The book also has admiring references to Rudy Giuliani — the New York City mayor turned RICO defendant — and Rabbi Shlomo Carlebach — the songwriter who faced posthumous allegations of sexual misconduct — that read differently than they did 20 years ago.
Barenblatt suggests pairing his book with a “contemporary and feminist text” such as Rabbi Danya Ruttenberg’s recent book “On Repentance and Repair.”
Lew’s style — he glides between poetry and memoir, allegory and darshanut, or Torah commentary — isn’t for everyone. Many prefer Nobel laureate S.Y. Agnon’s anthology “Days of Awe,” first published in English in 1948, a collection of mostly primary texts related to the High Holidays. Philip Goodman’s various anthologies for the Jewish Publication Society take a similar approach. The 1999 essay collection, “Beginning Anew: A Woman’s Companion to the High Holy Days” by Gail Twersky Reimer and Judith A. Kates is a corrective to books that ignore the central place of women in the liturgy.
Many of these books seem intended for readers who are looking for inspiration in synagogue when their attention begins to flag.
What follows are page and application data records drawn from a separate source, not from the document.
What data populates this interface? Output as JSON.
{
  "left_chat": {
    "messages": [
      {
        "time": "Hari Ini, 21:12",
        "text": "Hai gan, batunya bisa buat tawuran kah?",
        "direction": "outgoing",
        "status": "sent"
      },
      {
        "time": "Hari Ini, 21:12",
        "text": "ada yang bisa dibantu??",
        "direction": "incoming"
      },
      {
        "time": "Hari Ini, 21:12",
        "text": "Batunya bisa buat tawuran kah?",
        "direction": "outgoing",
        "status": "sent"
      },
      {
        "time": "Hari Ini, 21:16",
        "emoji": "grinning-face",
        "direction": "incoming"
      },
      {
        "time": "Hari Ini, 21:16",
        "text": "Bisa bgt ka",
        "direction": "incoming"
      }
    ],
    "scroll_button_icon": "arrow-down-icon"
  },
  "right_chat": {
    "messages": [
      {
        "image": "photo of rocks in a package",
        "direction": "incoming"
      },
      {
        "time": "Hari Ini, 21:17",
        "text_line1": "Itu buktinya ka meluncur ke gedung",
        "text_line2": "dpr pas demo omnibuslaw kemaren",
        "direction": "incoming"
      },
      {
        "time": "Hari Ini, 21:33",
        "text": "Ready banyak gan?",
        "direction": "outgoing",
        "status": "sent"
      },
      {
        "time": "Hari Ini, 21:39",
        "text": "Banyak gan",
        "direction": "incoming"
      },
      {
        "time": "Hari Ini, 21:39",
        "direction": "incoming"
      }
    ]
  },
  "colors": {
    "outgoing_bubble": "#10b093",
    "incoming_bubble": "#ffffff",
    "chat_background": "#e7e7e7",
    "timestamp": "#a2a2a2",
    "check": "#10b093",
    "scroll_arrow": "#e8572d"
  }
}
Lew invites you to read his book as a coherent narrative of a nearly three-month process from destruction (Tisha B’Av) to joy (Sukkot).
But for some readers, it is also a book to be dipped into and sipped from.
“I have never finished this book,” Pittsburgh Rabbi Mark Asher Goodman admitted last month in a column recommending books for the High Holidays. “I read four or five pages. I stop and ponder over the meaning of existence and God and human growth and obligation and fallibility. Lew is poetic and instructive and guru-esque but also deeply personal; you feel you know him. The book’s title is perfect, and yet the book really will prepare you for the High Holidays, even if you, like me, never actually finish reading it. One might argue that this book, if properly read, is never finished.”
is editor at large of the New York Jewish Week and managing editor for Ideas for the Jewish Telegraphic Agency.
The views and opinions expressed in this article are those of the author and do not necessarily reflect the views of JTA or its parent company, 70 Faces Media.